• [Activity]: Could you find every line in the records below that contains the word "JSON" and copy it?

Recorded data

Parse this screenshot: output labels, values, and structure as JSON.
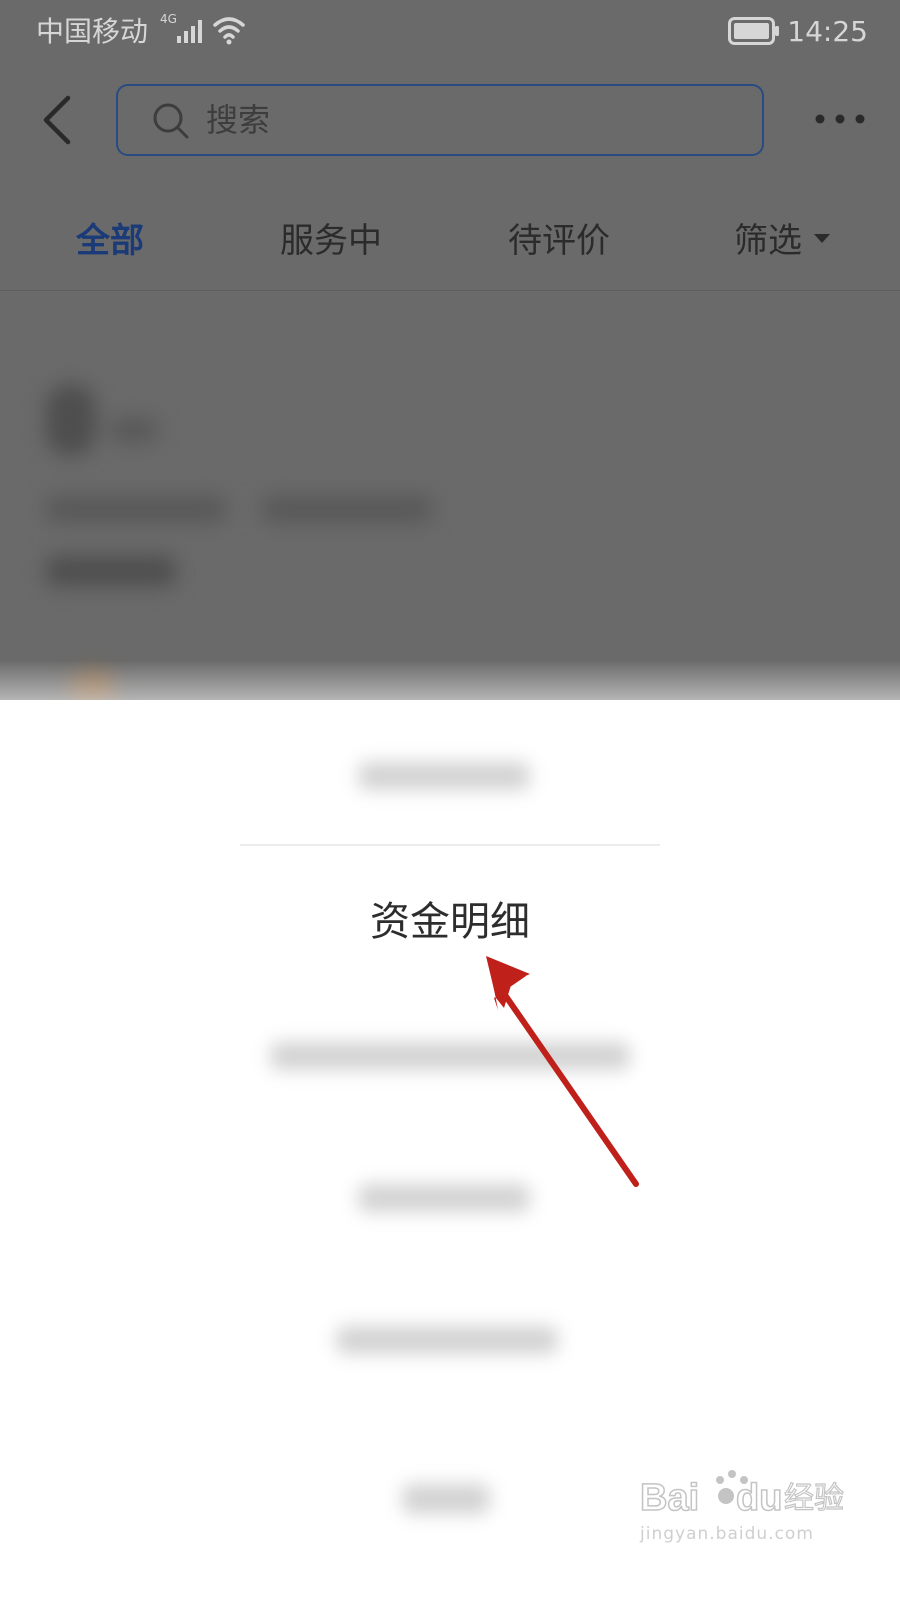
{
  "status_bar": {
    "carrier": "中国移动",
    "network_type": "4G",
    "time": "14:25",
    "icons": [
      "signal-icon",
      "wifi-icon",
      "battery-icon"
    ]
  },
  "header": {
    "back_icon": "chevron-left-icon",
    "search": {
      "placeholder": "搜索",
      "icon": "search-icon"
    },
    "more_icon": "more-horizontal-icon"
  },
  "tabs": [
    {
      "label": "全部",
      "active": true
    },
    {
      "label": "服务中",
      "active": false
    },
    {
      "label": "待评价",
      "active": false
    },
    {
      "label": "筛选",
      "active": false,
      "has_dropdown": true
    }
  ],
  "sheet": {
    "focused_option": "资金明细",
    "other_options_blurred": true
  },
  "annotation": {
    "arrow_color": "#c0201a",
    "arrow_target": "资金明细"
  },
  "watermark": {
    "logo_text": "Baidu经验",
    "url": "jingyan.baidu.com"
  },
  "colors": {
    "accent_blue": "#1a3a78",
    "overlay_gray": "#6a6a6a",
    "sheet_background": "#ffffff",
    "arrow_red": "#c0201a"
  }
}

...

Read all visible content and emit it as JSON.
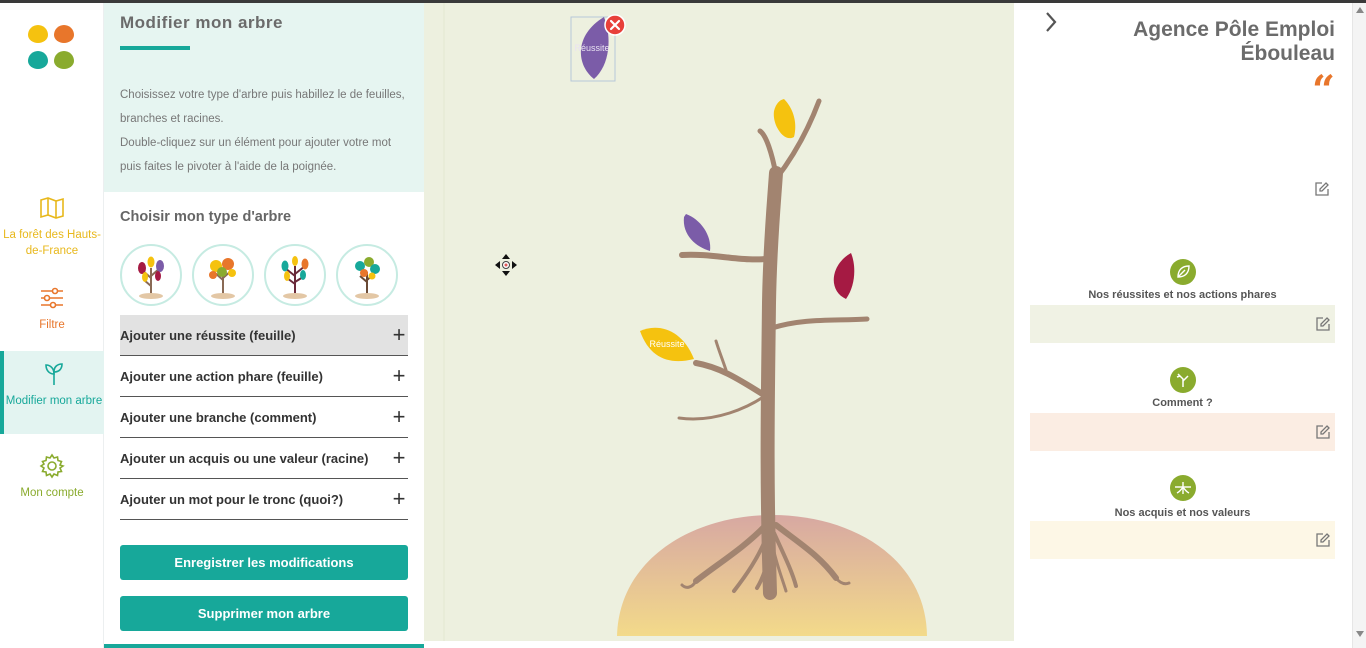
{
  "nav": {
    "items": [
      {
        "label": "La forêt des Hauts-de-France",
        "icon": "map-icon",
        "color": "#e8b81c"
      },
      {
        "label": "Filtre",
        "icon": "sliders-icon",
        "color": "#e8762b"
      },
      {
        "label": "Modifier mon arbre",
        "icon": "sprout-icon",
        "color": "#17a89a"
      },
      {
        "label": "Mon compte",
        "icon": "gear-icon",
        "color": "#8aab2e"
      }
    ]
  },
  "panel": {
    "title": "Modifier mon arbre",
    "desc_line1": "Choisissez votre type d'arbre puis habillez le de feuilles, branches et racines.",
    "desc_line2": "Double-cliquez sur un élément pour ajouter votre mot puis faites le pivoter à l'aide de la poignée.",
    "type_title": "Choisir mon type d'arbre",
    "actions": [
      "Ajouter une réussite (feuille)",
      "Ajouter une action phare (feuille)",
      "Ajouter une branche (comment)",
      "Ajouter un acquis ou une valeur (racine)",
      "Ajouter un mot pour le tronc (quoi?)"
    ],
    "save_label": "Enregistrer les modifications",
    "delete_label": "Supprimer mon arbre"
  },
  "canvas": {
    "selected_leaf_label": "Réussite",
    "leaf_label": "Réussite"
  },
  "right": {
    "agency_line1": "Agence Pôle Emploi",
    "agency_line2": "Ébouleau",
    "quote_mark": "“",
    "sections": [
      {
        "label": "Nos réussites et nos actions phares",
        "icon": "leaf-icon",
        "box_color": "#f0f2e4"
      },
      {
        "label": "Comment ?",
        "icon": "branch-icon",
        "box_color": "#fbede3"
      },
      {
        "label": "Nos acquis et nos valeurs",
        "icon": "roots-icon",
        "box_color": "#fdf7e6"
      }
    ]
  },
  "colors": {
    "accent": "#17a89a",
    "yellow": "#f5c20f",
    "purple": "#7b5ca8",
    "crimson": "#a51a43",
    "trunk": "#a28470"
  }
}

• [Exercise answer]:
Parse this screenshot: output labels, values, and structure as JSON.
Read all visible content and emit it as JSON.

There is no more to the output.